*BRIEF*: Each line of the data below should be repeated exactly.

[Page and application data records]
********************

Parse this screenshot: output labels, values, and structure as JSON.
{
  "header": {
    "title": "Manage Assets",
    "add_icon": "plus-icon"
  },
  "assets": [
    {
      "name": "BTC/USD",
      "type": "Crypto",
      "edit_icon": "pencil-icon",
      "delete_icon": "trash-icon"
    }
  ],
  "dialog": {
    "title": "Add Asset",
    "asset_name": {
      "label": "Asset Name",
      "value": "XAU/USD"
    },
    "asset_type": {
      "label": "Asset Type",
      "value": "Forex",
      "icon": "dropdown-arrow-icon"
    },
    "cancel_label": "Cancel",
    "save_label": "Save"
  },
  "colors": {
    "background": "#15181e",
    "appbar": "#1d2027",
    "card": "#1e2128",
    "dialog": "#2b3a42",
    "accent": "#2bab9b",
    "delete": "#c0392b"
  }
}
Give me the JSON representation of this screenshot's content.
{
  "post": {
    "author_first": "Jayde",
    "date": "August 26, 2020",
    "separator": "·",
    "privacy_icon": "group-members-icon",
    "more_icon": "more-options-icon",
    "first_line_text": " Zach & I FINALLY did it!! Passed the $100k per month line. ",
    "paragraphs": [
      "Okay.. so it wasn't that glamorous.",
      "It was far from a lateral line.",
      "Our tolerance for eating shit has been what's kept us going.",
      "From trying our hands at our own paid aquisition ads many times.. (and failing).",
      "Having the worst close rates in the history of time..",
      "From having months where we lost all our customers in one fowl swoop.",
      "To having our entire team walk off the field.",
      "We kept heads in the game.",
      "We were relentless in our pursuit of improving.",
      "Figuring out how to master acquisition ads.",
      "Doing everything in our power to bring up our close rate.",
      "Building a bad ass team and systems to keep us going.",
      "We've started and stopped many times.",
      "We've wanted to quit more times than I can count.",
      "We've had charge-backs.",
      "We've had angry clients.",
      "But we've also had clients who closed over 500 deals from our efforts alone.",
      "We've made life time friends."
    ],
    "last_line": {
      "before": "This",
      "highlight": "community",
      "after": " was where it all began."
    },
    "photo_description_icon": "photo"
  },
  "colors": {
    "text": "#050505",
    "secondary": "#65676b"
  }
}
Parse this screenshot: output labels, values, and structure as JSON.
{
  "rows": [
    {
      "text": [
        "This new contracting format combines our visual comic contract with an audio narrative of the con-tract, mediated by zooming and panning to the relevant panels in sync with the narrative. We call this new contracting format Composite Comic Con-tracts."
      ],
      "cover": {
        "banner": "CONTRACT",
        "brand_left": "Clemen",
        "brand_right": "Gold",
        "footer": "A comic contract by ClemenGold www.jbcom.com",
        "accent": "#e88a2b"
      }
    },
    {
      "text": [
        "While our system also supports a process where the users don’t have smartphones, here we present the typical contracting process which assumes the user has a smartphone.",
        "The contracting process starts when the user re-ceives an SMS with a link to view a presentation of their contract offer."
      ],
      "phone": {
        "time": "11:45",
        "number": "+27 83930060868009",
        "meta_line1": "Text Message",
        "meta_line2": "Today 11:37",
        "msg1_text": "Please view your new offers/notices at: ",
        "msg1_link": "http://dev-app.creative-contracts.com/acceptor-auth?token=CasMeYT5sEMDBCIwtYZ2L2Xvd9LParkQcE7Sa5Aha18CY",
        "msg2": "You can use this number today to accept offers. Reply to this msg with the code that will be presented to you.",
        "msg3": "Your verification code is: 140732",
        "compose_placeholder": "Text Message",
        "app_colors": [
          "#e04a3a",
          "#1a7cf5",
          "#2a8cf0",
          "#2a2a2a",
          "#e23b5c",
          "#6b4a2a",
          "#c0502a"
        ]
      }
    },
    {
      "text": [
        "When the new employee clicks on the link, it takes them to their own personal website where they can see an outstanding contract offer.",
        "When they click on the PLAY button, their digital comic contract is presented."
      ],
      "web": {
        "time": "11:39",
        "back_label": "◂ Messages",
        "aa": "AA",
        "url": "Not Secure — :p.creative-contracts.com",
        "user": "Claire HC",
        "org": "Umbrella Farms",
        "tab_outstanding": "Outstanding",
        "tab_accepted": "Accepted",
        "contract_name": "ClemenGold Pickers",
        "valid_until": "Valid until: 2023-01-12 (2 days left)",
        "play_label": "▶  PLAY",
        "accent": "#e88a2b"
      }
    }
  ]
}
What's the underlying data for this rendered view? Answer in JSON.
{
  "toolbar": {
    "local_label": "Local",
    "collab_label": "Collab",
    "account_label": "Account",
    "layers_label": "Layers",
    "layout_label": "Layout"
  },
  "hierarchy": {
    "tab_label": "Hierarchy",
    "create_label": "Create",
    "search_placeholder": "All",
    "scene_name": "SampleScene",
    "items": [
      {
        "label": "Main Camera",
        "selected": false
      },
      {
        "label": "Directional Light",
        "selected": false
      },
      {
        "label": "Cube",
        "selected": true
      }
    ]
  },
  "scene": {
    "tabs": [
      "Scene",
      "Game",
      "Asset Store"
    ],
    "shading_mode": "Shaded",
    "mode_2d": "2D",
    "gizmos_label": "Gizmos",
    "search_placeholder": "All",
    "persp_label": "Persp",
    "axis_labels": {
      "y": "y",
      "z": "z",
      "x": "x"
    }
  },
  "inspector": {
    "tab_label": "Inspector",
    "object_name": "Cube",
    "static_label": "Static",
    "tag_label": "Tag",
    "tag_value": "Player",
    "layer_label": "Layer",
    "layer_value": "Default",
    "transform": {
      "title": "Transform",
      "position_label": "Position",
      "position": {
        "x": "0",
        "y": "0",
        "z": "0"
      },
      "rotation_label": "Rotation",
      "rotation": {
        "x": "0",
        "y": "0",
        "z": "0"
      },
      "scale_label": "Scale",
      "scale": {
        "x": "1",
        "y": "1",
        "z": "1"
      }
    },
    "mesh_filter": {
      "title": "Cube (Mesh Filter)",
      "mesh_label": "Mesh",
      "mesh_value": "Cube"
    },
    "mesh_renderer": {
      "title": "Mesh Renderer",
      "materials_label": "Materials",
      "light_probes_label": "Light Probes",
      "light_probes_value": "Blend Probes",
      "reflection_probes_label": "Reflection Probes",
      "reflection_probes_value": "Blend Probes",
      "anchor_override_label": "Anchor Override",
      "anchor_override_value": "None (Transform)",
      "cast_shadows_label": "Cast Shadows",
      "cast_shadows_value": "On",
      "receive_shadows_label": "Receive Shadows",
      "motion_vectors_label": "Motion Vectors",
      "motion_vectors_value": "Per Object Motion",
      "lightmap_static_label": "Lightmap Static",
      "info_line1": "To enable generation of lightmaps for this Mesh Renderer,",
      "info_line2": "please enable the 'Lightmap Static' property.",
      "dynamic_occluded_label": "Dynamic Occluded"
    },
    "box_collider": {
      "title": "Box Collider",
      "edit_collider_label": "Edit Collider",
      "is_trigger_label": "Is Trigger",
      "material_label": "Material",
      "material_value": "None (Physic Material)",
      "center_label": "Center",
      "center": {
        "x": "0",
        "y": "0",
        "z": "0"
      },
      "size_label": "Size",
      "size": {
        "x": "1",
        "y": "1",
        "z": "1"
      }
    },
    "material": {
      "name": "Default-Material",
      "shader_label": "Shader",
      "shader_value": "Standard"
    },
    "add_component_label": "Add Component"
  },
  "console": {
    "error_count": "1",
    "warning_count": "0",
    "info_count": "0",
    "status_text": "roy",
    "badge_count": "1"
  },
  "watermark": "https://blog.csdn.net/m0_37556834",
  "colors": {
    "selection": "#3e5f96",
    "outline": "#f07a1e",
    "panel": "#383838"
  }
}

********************

*TASK ANSWER*:
Parse this screenshot: output labels, values, and structure as JSON.
{
  "header": {
    "title": "Manage Assets",
    "add_icon": "plus-icon"
  },
  "assets": [
    {
      "name": "BTC/USD",
      "type": "Crypto",
      "edit_icon": "pencil-icon",
      "delete_icon": "trash-icon"
    }
  ],
  "dialog": {
    "title": "Add Asset",
    "asset_name": {
      "label": "Asset Name",
      "value": "XAU/USD"
    },
    "asset_type": {
      "label": "Asset Type",
      "value": "Forex",
      "icon": "dropdown-arrow-icon"
    },
    "cancel_label": "Cancel",
    "save_label": "Save"
  },
  "colors": {
    "background": "#15181e",
    "appbar": "#1d2027",
    "card": "#1e2128",
    "dialog": "#2b3a42",
    "accent": "#2bab9b",
    "delete": "#c0392b"
  }
}
Give me the JSON representation of this screenshot's content.
{
  "post": {
    "author_first": "Jayde",
    "date": "August 26, 2020",
    "separator": "·",
    "privacy_icon": "group-members-icon",
    "more_icon": "more-options-icon",
    "first_line_text": " Zach & I FINALLY did it!! Passed the $100k per month line. ",
    "paragraphs": [
      "Okay.. so it wasn't that glamorous.",
      "It was far from a lateral line.",
      "Our tolerance for eating shit has been what's kept us going.",
      "From trying our hands at our own paid aquisition ads many times.. (and failing).",
      "Having the worst close rates in the history of time..",
      "From having months where we lost all our customers in one fowl swoop.",
      "To having our entire team walk off the field.",
      "We kept heads in the game.",
      "We were relentless in our pursuit of improving.",
      "Figuring out how to master acquisition ads.",
      "Doing everything in our power to bring up our close rate.",
      "Building a bad ass team and systems to keep us going.",
      "We've started and stopped many times.",
      "We've wanted to quit more times than I can count.",
      "We've had charge-backs.",
      "We've had angry clients.",
      "But we've also had clients who closed over 500 deals from our efforts alone.",
      "We've made life time friends."
    ],
    "last_line": {
      "before": "This",
      "highlight": "community",
      "after": " was where it all began."
    },
    "photo_description_icon": "photo"
  },
  "colors": {
    "text": "#050505",
    "secondary": "#65676b"
  }
}
Parse this screenshot: output labels, values, and structure as JSON.
{
  "rows": [
    {
      "text": [
        "This new contracting format combines our visual comic contract with an audio narrative of the con-tract, mediated by zooming and panning to the relevant panels in sync with the narrative. We call this new contracting format Composite Comic Con-tracts."
      ],
      "cover": {
        "banner": "CONTRACT",
        "brand_left": "Clemen",
        "brand_right": "Gold",
        "footer": "A comic contract by ClemenGold www.jbcom.com",
        "accent": "#e88a2b"
      }
    },
    {
      "text": [
        "While our system also supports a process where the users don’t have smartphones, here we present the typical contracting process which assumes the user has a smartphone.",
        "The contracting process starts when the user re-ceives an SMS with a link to view a presentation of their contract offer."
      ],
      "phone": {
        "time": "11:45",
        "number": "+27 83930060868009",
        "meta_line1": "Text Message",
        "meta_line2": "Today 11:37",
        "msg1_text": "Please view your new offers/notices at: ",
        "msg1_link": "http://dev-app.creative-contracts.com/acceptor-auth?token=CasMeYT5sEMDBCIwtYZ2L2Xvd9LParkQcE7Sa5Aha18CY",
        "msg2": "You can use this number today to accept offers. Reply to this msg with the code that will be presented to you.",
        "msg3": "Your verification code is: 140732",
        "compose_placeholder": "Text Message",
        "app_colors": [
          "#e04a3a",
          "#1a7cf5",
          "#2a8cf0",
          "#2a2a2a",
          "#e23b5c",
          "#6b4a2a",
          "#c0502a"
        ]
      }
    },
    {
      "text": [
        "When the new employee clicks on the link, it takes them to their own personal website where they can see an outstanding contract offer.",
        "When they click on the PLAY button, their digital comic contract is presented."
      ],
      "web": {
        "time": "11:39",
        "back_label": "◂ Messages",
        "aa": "AA",
        "url": "Not Secure — :p.creative-contracts.com",
        "user": "Claire HC",
        "org": "Umbrella Farms",
        "tab_outstanding": "Outstanding",
        "tab_accepted": "Accepted",
        "contract_name": "ClemenGold Pickers",
        "valid_until": "Valid until: 2023-01-12 (2 days left)",
        "play_label": "▶  PLAY",
        "accent": "#e88a2b"
      }
    }
  ]
}
What's the underlying data for this rendered view? Answer in JSON.
{
  "toolbar": {
    "local_label": "Local",
    "collab_label": "Collab",
    "account_label": "Account",
    "layers_label": "Layers",
    "layout_label": "Layout"
  },
  "hierarchy": {
    "tab_label": "Hierarchy",
    "create_label": "Create",
    "search_placeholder": "All",
    "scene_name": "SampleScene",
    "items": [
      {
        "label": "Main Camera",
        "selected": false
      },
      {
        "label": "Directional Light",
        "selected": false
      },
      {
        "label": "Cube",
        "selected": true
      }
    ]
  },
  "scene": {
    "tabs": [
      "Scene",
      "Game",
      "Asset Store"
    ],
    "shading_mode": "Shaded",
    "mode_2d": "2D",
    "gizmos_label": "Gizmos",
    "search_placeholder": "All",
    "persp_label": "Persp",
    "axis_labels": {
      "y": "y",
      "z": "z",
      "x": "x"
    }
  },
  "inspector": {
    "tab_label": "Inspector",
    "object_name": "Cube",
    "static_label": "Static",
    "tag_label": "Tag",
    "tag_value": "Player",
    "layer_label": "Layer",
    "layer_value": "Default",
    "transform": {
      "title": "Transform",
      "position_label": "Position",
      "position": {
        "x": "0",
        "y": "0",
        "z": "0"
      },
      "rotation_label": "Rotation",
      "rotation": {
        "x": "0",
        "y": "0",
        "z": "0"
      },
      "scale_label": "Scale",
      "scale": {
        "x": "1",
        "y": "1",
        "z": "1"
      }
    },
    "mesh_filter": {
      "title": "Cube (Mesh Filter)",
      "mesh_label": "Mesh",
      "mesh_value": "Cube"
    },
    "mesh_renderer": {
      "title": "Mesh Renderer",
      "materials_label": "Materials",
      "light_probes_label": "Light Probes",
      "light_probes_value": "Blend Probes",
      "reflection_probes_label": "Reflection Probes",
      "reflection_probes_value": "Blend Probes",
      "anchor_override_label": "Anchor Override",
      "anchor_override_value": "None (Transform)",
      "cast_shadows_label": "Cast Shadows",
      "cast_shadows_value": "On",
      "receive_shadows_label": "Receive Shadows",
      "motion_vectors_label": "Motion Vectors",
      "motion_vectors_value": "Per Object Motion",
      "lightmap_static_label": "Lightmap Static",
      "info_line1": "To enable generation of lightmaps for this Mesh Renderer,",
      "info_line2": "please enable the 'Lightmap Static' property.",
      "dynamic_occluded_label": "Dynamic Occluded"
    },
    "box_collider": {
      "title": "Box Collider",
      "edit_collider_label": "Edit Collider",
      "is_trigger_label": "Is Trigger",
      "material_label": "Material",
      "material_value": "None (Physic Material)",
      "center_label": "Center",
      "center": {
        "x": "0",
        "y": "0",
        "z": "0"
      },
      "size_label": "Size",
      "size": {
        "x": "1",
        "y": "1",
        "z": "1"
      }
    },
    "material": {
      "name": "Default-Material",
      "shader_label": "Shader",
      "shader_value": "Standard"
    },
    "add_component_label": "Add Component"
  },
  "console": {
    "error_count": "1",
    "warning_count": "0",
    "info_count": "0",
    "status_text": "roy",
    "badge_count": "1"
  },
  "watermark": "https://blog.csdn.net/m0_37556834",
  "colors": {
    "selection": "#3e5f96",
    "outline": "#f07a1e",
    "panel": "#383838"
  }
}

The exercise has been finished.